To cater to demand from N-E for goods from B’desh
India may soon open land routes across the north-eastern border to import motorcycles, electronic items and white goods such as air-conditioners and refrigerators from Bangladesh.
“New Delhi is seriously examining Dhaka’s request for opening up land Custom stations across the North-East border for import of motorcycles and electronics items to cater to demand from the North-Eastern States,” a Commerce Department official told Business Line.
India recently introduced a zero Customs duty regime for all exports from Bangladesh (except liquor and tobacco) which generated demand for a number of products, including cheaper electronics and motorcycles made in the neighbouring country.
India allows motorcycles and electronic goods only from the Petrapole land Customs station in West Bengal, but as the demand for these goods is mostly from the North-East, the high transportation costs make exports unviable.
The Commerce Department has instructed the office of the Directorate-General of Foreign Trade to examine the infrastructure at the various land Customs stations across the north-eastern border to see if they can support such transactions and if upgradation is required. “We expect to take a decision soon,” the official said.
Recently, Bangladeshi Commerce Minister Ghulam Muhammed Quader had told Business Line that despite getting orders from India’s north-eastern States, Bangladeshi manufacturers were not able to deliver as exporting through Petrapole increased costs several fold. “We have requested the Indian Government to allow exports across posts in the north-eastern border to make the exercise viable,” he said.
Bangladeshi companies, including Walton Hi-Tech Industries Ltd and Runner Group, received orders from India for motorcycles, refrigerators and air-conditioners at the Guwahati international trade fair last year, according to reports in the local media.
The Commerce Department official said: “The Government does not expect any opposition from the domestic industry as exports from Bangladesh to India are very low compared to import of Indian products by Bangladesh.”
“There is a huge trade imbalance and we are making all efforts to help Bangladesh increase its exports to India. Since we did not face any opposition from the industry when we allowed duty-free access to Bangladesh, there is no reason why they should agitate now,” the official said.

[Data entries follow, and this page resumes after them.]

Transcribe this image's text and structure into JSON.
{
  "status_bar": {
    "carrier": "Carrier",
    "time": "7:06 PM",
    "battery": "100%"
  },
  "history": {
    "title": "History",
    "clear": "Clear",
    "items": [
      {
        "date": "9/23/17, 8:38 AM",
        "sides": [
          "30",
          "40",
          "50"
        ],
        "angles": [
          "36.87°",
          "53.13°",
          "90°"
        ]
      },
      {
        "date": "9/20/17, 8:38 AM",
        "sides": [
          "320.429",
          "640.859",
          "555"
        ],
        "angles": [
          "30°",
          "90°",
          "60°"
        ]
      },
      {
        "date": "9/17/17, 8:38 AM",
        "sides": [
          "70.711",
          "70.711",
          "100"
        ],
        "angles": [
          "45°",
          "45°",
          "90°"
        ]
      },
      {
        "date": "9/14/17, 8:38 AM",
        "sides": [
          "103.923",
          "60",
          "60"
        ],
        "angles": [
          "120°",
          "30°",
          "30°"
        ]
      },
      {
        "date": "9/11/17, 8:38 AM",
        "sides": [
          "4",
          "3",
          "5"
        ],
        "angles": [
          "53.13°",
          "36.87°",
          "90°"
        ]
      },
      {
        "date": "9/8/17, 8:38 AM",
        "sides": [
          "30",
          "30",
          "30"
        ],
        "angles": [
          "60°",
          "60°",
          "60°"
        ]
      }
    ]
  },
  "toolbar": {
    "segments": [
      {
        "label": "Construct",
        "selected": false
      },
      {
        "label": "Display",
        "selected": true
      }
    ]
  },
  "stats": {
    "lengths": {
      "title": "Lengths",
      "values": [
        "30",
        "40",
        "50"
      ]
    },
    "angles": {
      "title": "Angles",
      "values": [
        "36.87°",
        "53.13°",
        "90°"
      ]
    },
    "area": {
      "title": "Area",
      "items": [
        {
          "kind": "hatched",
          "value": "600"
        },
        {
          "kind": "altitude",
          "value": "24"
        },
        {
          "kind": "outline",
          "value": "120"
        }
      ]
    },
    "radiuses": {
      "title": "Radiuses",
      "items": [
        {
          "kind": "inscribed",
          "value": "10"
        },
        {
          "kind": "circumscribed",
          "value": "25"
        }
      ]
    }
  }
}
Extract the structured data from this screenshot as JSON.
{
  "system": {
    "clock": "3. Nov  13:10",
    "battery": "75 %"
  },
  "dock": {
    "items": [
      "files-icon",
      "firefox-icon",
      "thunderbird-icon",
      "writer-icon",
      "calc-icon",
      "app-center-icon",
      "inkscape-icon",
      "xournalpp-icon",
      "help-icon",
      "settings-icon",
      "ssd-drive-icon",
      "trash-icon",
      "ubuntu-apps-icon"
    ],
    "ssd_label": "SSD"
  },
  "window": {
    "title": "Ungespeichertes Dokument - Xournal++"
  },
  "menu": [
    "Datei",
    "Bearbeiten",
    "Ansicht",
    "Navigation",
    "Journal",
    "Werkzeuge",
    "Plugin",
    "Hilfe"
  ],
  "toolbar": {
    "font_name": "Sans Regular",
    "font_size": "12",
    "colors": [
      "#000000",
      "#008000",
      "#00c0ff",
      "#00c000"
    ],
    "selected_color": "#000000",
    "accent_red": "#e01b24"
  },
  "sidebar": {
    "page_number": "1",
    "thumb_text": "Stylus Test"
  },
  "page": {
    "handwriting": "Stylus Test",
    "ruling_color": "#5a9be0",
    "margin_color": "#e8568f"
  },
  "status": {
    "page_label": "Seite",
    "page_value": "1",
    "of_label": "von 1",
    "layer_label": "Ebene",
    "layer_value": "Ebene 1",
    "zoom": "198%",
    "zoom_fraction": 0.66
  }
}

India exported goods worth $3.7 billion to Bangladesh in 2011-12 and imported goods worth $ 584 million.